Lisa: Do you have a favourite subject and if so what is it and why?
Mary Brigid: I have two favourite subjects. The first being the landscape. I love painting on location. It is an adrenalin rush for me. I have learned to work quickly and capture the essence of the place, even while the light and weather refuses to stand still for any artist. In the studio I paint from my own sketches and photographs. Always striving to portray the atmosphere and spirit of the place to the viewer. My second favourite subject is portraiture. Getting the correct placement of the subjects features is vital. Capturing the personality of the subject is most important. I feel it is a successful portrait when viewers comment on the subjects character without knowing them personally.
Lisa: Do you ever face stumbling blocks while you are making a picture, and if so how do you overcome them?
Mary Brigid: Of course I do. But with pastels it is easy to make corrections, if it is just a mistake in either the drawing or the colour I use a very stiff hog hair brush to remove the pastel from the offending area, and work back into the painting again. Sometimes, I find that I lose the enthusiasm for a piece. Then it becomes a chore so I will abandon it and start another work. I often return to these rejects and the passion for the subject returns and I will complete a good painting. Other times I will discover on a second visit, that the composition or the colours used are not pleasing to the eye. These I will bin. This does not upset me as I learn from my mistakes.
Lisa: Can you describe a typical day in the studio?

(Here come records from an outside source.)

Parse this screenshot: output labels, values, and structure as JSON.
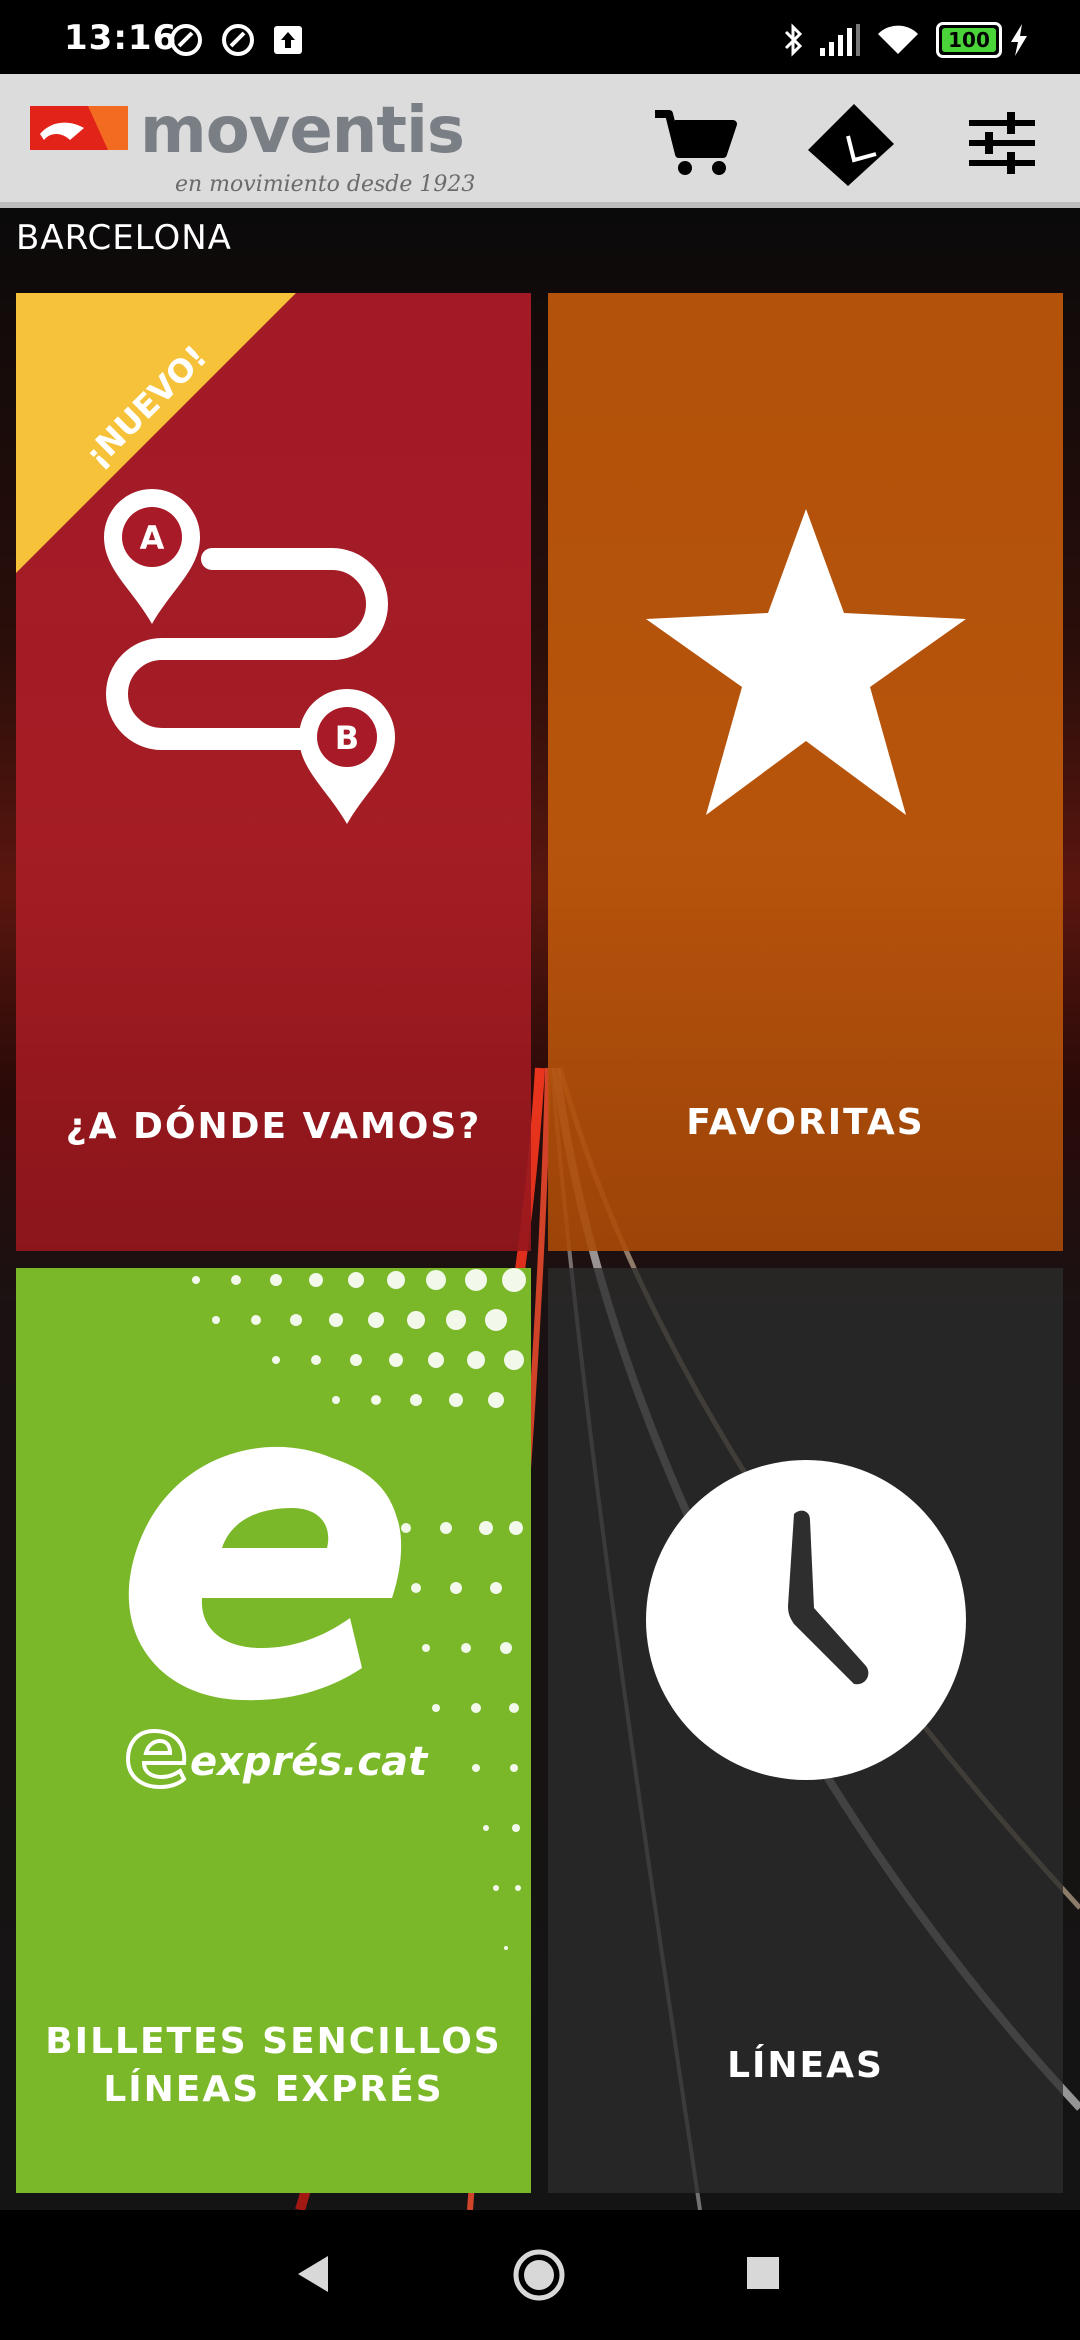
{
  "status_bar": {
    "time": "13:16",
    "battery": "100"
  },
  "header": {
    "brand": "moventis",
    "tagline": "en movimiento desde 1923",
    "icons": [
      "cart-icon",
      "ticket-icon",
      "settings-sliders-icon"
    ]
  },
  "location": "BARCELONA",
  "tiles": [
    {
      "id": "route",
      "label": "¿A DÓNDE VAMOS?",
      "badge": "¡NUEVO!",
      "icon": "route-a-b-icon",
      "color": "#a81a28"
    },
    {
      "id": "favorites",
      "label": "FAVORITAS",
      "icon": "star-icon",
      "color": "#b8540a"
    },
    {
      "id": "express",
      "label_line1": "BILLETES SENCILLOS",
      "label_line2": "LÍNEAS EXPRÉS",
      "logo_text": "exprés.cat",
      "icon": "express-e-icon",
      "color": "#7ab829"
    },
    {
      "id": "lines",
      "label": "LÍNEAS",
      "icon": "clock-icon",
      "color": "#2c2c2c"
    }
  ],
  "nav": [
    "back-icon",
    "home-icon",
    "recents-icon"
  ]
}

Mary Brigid: I start the day by going out for a walk with our family dog Willow. This has a dual purpose. Exercise for us both, and time to observe the landscape. It is during our walks that I often find a scene that I am compelled to paint. I may even rush back out and do it as I always have my plein air set up ready to go…or I take reference photos for use later. I like to paint in the mornings as that is when I am at my best. If the work is going well I will continue painting until the afternoon. Some days I will have to make time for other work associated with being an artist. Such as photographing new work for my website, trips to the framer and preparing for classes and workshops.

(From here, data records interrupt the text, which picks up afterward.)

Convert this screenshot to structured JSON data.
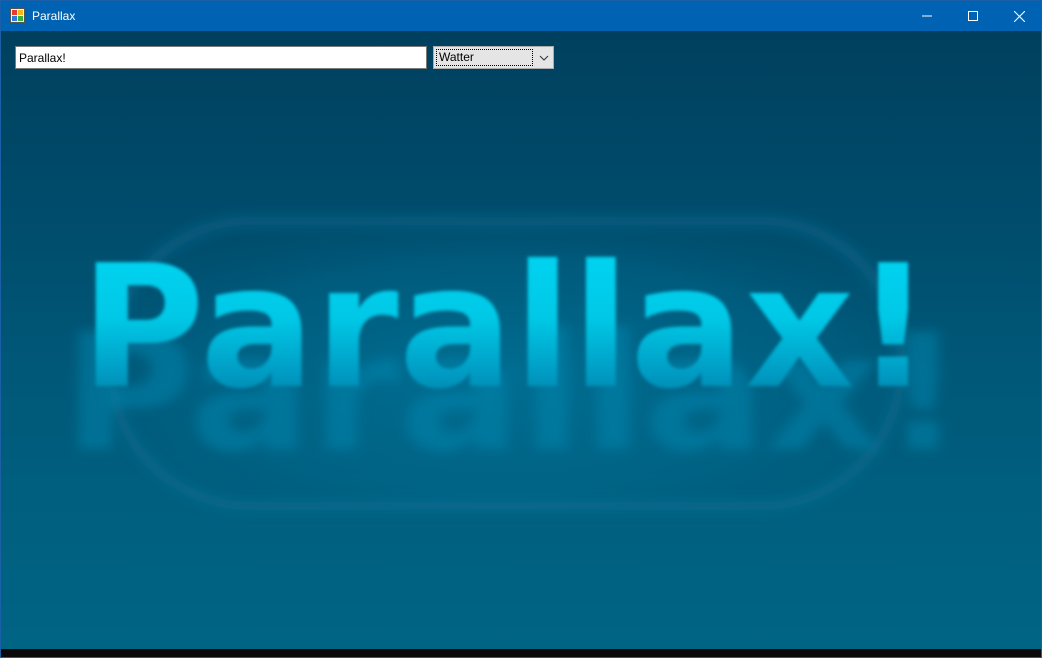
{
  "window": {
    "title": "Parallax",
    "icons": {
      "app": "windows-form-app-icon",
      "minimize": "minimize-icon",
      "maximize": "maximize-icon",
      "close": "close-icon"
    }
  },
  "controls": {
    "text_input_value": "Parallax!",
    "effect_select": {
      "selected": "Watter",
      "icon": "chevron-down-icon"
    }
  },
  "scene": {
    "rendered_text": "Parallax!",
    "colors": {
      "background_top": "#00405e",
      "background_bottom": "#006484",
      "text_bright": "#00d4f0",
      "text_mid": "#00b0d0",
      "glow": "#0090b8"
    }
  },
  "colors": {
    "titlebar": "#0062b3",
    "title_text": "#ffffff"
  }
}
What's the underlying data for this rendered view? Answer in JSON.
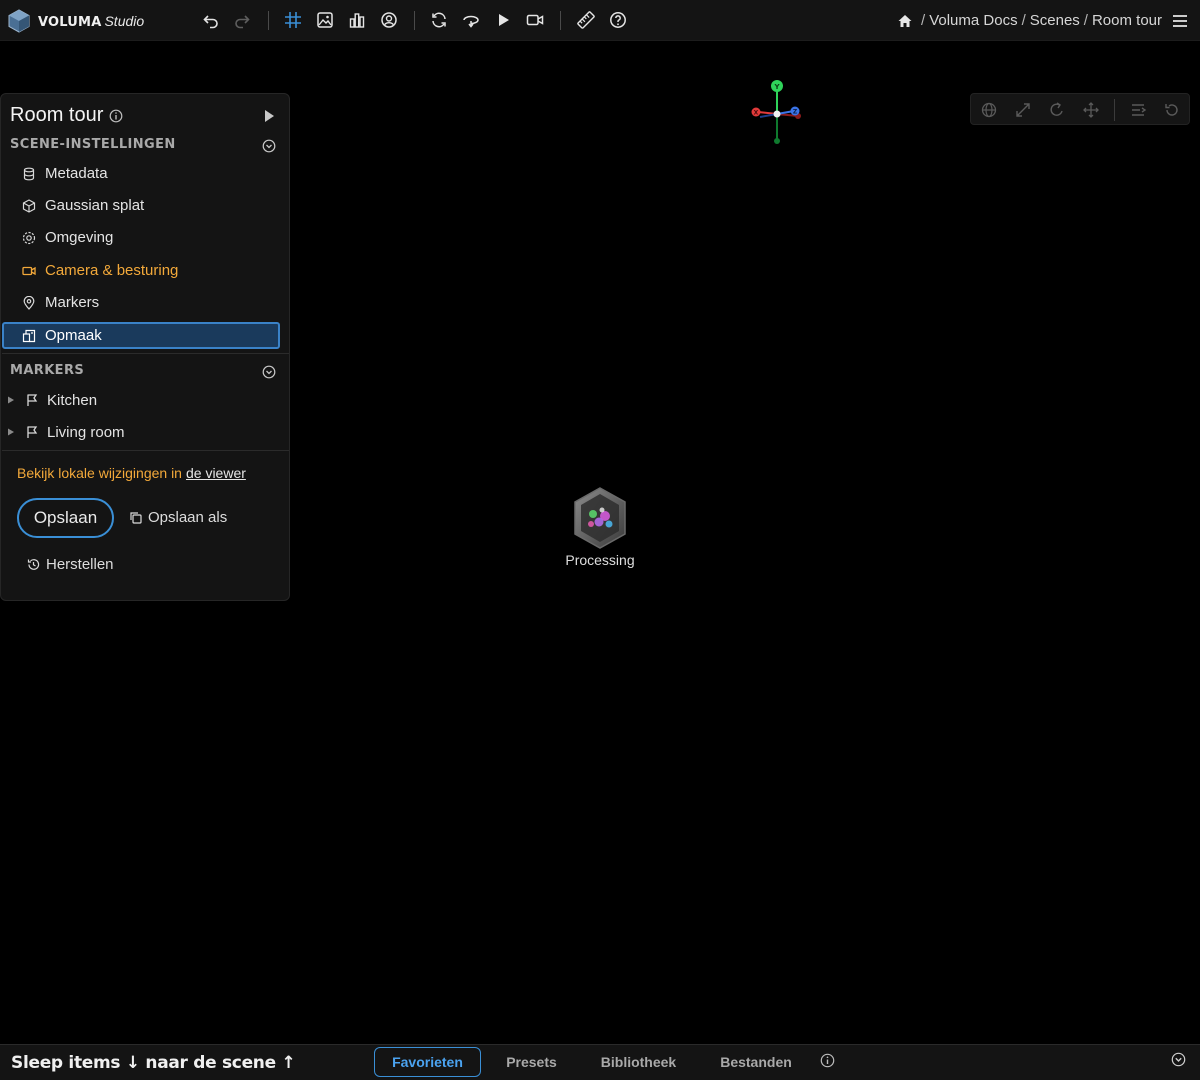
{
  "app": {
    "brand_name": "VOLUMA",
    "brand_suffix": "Studio",
    "accent_color": "#3a8fd6",
    "highlight_color": "#f3a93a"
  },
  "toolbar": {
    "icons": [
      "undo-icon",
      "redo-icon",
      "grid-icon",
      "image-icon",
      "chart-icon",
      "avatar-icon",
      "refresh-icon",
      "orbit-icon",
      "play-icon",
      "video-camera-icon",
      "ruler-icon",
      "help-icon"
    ]
  },
  "breadcrumb": {
    "items": [
      "Voluma Docs",
      "Scenes",
      "Room tour"
    ],
    "separator": "/"
  },
  "panel": {
    "title": "Room tour",
    "settings_header": "SCENE-INSTELLINGEN",
    "settings_items": [
      {
        "label": "Metadata",
        "icon": "database-icon"
      },
      {
        "label": "Gaussian splat",
        "icon": "cube-icon"
      },
      {
        "label": "Omgeving",
        "icon": "environment-icon"
      },
      {
        "label": "Camera & besturing",
        "icon": "camera-icon"
      },
      {
        "label": "Markers",
        "icon": "location-pin-icon"
      },
      {
        "label": "Opmaak",
        "icon": "layout-icon"
      }
    ],
    "markers_header": "MARKERS",
    "markers": [
      {
        "label": "Kitchen",
        "icon": "flag-icon"
      },
      {
        "label": "Living room",
        "icon": "flag-icon"
      }
    ],
    "notice_text": "Bekijk lokale wijzigingen in",
    "notice_link": "de viewer",
    "save_label": "Opslaan",
    "save_as_label": "Opslaan als",
    "restore_label": "Herstellen"
  },
  "gizmo": {
    "y_label": "Y",
    "x_label": "X",
    "z_label": "Z"
  },
  "viewbar": {
    "icons": [
      "globe-icon",
      "expand-icon",
      "rotate-icon",
      "move-icon",
      "align-icon",
      "reset-icon"
    ]
  },
  "status": {
    "label": "Processing"
  },
  "bottom": {
    "drag_hint": "Sleep items ↓ naar de scene ↑",
    "tabs": [
      "Favorieten",
      "Presets",
      "Bibliotheek",
      "Bestanden"
    ],
    "active_tab": "Favorieten"
  }
}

Lisa: What makes a strong work of art?
Mary Brigid: “A good painting is a painting that will make the viewer stop, be drawn into the painting and want to stay a while” I don’t remember where I read this , but it is an excellent statement. The composition of a painting is important. But the rules of composition can be broken and a good work of art can still be achieved. Good colour harmony is a critical ingredient. But it is the ability of the artist to evoke thoughts, memories or ideas in the viewer that makes a good work of art.
Lisa: Where on line or in the flesh can we see more of your work?
Mary Brigid: My work can be seen on my website http://www.marybrigidmackey.webeden.co.uk/ I am a member of one of Irelands oldest art groups STAG (South Tipperary Art Group) which was founded forty seven years ago. We hold an annual exhibition and also display our work in public buildings and in the South Tipperary Art Center. My work is also featured on the Unison Pastel website and the Pan Pastel website. I am one of the founding members of The Pastel Guild of Europe and my work is displayed on the Guilds website.